So the pieces are there, and the report is getting generated, but how does it get used? What I like about this setup is, it's kind of a living report. Instead of generating a new one for every month, I leverage org-add-note to create notes in logbooks below each heading (see "Expense Vs Income Per Month" heading) to track history and savings goal progress. The plot is displayed in this same section because it works really well with the notes: The notes kind of serve as strategies for the next month and the plot provides feedback on how those strategies are working. Since the notes are timestamped, they're easy to line up with the plot. To illustrate what I'm talking about, here are the notes and plot side by side:

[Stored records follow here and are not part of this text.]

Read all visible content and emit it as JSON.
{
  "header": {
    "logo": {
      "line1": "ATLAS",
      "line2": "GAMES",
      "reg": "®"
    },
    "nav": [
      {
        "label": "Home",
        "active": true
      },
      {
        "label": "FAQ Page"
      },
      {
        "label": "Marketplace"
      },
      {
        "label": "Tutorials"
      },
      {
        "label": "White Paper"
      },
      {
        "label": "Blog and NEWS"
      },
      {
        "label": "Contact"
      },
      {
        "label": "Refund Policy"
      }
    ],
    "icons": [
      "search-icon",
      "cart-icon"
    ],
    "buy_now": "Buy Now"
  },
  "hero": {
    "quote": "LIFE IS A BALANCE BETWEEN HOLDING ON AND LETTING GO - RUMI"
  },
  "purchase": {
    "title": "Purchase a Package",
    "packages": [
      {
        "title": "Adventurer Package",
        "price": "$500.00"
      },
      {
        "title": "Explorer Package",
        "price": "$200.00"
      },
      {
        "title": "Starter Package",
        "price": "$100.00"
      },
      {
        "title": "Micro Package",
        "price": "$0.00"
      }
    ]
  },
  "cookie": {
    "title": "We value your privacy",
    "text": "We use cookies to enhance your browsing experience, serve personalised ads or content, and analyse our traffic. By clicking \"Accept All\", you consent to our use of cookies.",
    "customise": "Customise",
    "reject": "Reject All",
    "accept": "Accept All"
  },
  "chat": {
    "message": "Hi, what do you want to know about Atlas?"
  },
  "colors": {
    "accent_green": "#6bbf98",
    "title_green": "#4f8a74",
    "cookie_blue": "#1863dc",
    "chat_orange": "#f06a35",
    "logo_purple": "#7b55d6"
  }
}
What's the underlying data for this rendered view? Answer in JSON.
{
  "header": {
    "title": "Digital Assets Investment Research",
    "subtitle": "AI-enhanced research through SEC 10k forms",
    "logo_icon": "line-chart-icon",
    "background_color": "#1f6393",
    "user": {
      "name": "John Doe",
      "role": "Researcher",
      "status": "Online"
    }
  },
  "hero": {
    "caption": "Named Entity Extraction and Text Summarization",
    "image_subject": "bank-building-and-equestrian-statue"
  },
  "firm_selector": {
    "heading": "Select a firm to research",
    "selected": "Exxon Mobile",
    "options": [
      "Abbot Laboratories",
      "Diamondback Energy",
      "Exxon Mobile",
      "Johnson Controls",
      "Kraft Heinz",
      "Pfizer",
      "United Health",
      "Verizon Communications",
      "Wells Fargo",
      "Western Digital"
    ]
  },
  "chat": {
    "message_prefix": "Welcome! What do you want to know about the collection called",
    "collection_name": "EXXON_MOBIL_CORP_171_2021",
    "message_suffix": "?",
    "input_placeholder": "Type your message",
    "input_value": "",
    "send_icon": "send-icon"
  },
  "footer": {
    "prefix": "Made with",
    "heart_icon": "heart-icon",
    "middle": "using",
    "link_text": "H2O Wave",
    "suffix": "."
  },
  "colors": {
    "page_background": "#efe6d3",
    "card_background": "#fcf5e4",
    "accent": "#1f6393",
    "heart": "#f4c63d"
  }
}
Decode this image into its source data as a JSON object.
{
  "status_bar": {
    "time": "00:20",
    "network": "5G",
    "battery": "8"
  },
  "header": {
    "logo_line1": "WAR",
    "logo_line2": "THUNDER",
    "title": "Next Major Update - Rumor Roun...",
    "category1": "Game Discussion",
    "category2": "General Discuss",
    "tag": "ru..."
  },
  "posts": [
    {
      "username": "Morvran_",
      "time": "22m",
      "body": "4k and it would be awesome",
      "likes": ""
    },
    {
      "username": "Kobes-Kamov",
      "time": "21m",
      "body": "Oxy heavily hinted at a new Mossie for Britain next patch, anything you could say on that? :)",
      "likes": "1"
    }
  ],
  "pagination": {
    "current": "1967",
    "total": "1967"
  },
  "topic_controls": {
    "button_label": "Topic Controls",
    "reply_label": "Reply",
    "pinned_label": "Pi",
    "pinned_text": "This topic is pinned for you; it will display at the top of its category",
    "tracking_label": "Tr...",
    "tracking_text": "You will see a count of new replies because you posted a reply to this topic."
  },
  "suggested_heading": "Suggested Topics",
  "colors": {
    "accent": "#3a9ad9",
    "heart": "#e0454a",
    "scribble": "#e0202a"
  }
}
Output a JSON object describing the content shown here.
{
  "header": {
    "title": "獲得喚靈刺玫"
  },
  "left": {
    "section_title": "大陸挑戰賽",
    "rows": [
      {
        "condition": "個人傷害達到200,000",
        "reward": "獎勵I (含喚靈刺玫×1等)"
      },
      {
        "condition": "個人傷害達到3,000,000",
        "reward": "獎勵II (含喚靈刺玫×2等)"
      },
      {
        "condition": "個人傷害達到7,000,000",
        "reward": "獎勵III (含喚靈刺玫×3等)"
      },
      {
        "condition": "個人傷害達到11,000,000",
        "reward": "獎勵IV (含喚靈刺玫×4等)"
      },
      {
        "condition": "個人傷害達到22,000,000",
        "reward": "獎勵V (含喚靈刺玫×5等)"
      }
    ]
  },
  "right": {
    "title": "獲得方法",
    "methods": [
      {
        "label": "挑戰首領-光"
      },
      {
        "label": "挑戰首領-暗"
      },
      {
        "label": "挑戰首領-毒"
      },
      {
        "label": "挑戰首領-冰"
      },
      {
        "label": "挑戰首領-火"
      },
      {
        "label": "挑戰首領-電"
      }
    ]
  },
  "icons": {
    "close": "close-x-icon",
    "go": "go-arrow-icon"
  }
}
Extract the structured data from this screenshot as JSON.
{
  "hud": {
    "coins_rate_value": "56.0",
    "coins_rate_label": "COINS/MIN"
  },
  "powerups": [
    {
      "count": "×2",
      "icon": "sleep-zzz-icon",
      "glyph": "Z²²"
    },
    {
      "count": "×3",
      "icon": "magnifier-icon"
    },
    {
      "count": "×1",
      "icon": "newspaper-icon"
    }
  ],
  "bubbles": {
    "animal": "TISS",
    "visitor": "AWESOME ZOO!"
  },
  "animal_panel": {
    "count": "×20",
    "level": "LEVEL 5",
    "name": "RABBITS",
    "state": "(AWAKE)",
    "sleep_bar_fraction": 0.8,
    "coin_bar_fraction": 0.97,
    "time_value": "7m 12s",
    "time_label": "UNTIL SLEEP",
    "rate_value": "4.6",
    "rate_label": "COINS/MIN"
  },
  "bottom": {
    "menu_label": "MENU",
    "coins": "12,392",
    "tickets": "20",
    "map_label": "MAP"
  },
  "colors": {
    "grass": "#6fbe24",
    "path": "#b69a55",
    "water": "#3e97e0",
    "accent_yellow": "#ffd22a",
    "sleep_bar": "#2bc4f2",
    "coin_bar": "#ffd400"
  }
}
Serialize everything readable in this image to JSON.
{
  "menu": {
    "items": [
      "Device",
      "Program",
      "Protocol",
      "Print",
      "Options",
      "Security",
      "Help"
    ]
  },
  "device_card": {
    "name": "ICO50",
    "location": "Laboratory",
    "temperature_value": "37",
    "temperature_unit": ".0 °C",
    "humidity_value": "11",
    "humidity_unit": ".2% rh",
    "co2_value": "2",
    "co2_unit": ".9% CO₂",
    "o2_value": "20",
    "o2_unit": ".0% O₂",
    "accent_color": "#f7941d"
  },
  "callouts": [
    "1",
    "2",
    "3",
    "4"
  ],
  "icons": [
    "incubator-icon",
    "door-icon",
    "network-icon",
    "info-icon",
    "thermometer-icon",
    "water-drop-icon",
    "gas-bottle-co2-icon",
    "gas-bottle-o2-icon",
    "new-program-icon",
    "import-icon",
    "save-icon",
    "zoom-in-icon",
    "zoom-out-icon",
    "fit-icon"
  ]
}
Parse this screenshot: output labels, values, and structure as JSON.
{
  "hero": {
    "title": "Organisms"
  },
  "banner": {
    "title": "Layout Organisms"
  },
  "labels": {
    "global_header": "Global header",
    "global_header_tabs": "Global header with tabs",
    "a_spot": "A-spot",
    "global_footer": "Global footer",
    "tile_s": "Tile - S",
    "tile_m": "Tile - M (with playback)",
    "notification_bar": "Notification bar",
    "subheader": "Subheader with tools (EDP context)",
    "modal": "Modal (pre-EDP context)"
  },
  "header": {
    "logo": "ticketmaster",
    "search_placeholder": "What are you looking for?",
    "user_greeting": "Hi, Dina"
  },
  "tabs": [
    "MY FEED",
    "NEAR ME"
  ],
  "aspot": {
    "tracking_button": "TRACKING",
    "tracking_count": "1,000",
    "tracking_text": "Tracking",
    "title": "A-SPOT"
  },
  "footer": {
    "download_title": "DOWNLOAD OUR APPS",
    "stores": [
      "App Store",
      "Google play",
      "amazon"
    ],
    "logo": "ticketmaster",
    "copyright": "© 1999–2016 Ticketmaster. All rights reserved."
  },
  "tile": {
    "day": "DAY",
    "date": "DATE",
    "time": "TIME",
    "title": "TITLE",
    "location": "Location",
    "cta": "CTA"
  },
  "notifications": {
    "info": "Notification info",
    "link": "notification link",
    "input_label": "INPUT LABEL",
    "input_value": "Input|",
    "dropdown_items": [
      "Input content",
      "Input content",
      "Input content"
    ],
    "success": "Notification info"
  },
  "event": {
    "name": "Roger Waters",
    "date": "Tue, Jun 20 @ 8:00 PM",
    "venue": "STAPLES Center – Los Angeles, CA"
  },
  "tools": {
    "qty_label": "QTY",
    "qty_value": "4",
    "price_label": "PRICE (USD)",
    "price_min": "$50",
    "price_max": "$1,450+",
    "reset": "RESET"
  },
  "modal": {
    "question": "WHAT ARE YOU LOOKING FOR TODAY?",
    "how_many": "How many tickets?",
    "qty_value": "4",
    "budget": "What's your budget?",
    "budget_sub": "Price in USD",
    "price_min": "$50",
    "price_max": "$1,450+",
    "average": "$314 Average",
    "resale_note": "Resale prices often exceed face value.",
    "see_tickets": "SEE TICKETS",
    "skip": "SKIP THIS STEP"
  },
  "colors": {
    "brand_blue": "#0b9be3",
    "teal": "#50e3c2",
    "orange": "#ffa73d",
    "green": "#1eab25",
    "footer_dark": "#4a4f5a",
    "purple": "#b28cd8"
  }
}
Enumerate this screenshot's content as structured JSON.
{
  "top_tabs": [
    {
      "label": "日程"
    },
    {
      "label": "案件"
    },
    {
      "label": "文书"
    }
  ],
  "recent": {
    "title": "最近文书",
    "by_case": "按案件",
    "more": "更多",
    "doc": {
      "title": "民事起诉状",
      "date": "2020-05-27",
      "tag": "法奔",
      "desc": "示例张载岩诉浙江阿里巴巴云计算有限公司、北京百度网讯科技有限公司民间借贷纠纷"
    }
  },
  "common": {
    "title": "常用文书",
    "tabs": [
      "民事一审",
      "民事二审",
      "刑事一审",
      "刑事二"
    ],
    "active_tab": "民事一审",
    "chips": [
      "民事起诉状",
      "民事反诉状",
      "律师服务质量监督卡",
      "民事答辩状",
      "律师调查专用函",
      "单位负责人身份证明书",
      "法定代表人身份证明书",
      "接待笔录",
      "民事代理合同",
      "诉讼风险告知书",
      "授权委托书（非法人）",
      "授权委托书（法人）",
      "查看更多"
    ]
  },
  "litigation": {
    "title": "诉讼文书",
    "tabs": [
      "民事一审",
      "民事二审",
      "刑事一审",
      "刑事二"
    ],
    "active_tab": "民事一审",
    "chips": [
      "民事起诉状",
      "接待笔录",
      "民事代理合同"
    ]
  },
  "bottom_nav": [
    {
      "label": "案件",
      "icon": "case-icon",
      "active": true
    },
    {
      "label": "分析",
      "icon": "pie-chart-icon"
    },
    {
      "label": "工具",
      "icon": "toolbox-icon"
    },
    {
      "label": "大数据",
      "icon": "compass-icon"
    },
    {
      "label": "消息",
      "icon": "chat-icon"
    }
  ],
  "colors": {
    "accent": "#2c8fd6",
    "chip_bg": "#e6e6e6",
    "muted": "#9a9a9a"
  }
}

** Expenses Vs Income for Month
:LOGBOOK:
- Note taken on [2023-04-30 Sun 12:31] \\
  Maybe I can eat out less and put more money toward travel budget?
- Note taken on [2023-03-31 Fri 12:31] \\
  Spending less on hobbies wasn't bad, we can try to keep that up.
- Note taken on [2023-02-28 Tue 12:31] \\
  Spent extra money on Valentine's Day present, will try to save more next month.
:END:

Spikes in expenses stress me out, so I note them as they come up. This saves me stress later when I inevitably forget why there was a spike three or four months down the line. I'm juggling just a few accounts with this demo data, but with more accounts come more complex goals. Having notes makes tracking goals easier, and it provides important emotional data points when I go back and evaluate budgets on the accounts I'm tracking. I tend to make my goals all about the numbers, but saving money is stressful, and having a place where that stress can be factored into goal progress is great. Before this report, I didn't even realize how stressful money is for me. Goals always seemed kind of nebulous because it was overwhelming to try to figure out a way to measure progress and I wanted a solution that worked "right now." I think about saving as more of an iterative process now, and it's easier to appreciate the progress I'm making.

Footnotes

1 "Ledger 3," Ledger: Command-Line Accounting, accessed September 06, 2023. https://ledger-cli.org/doc/ledger3.html.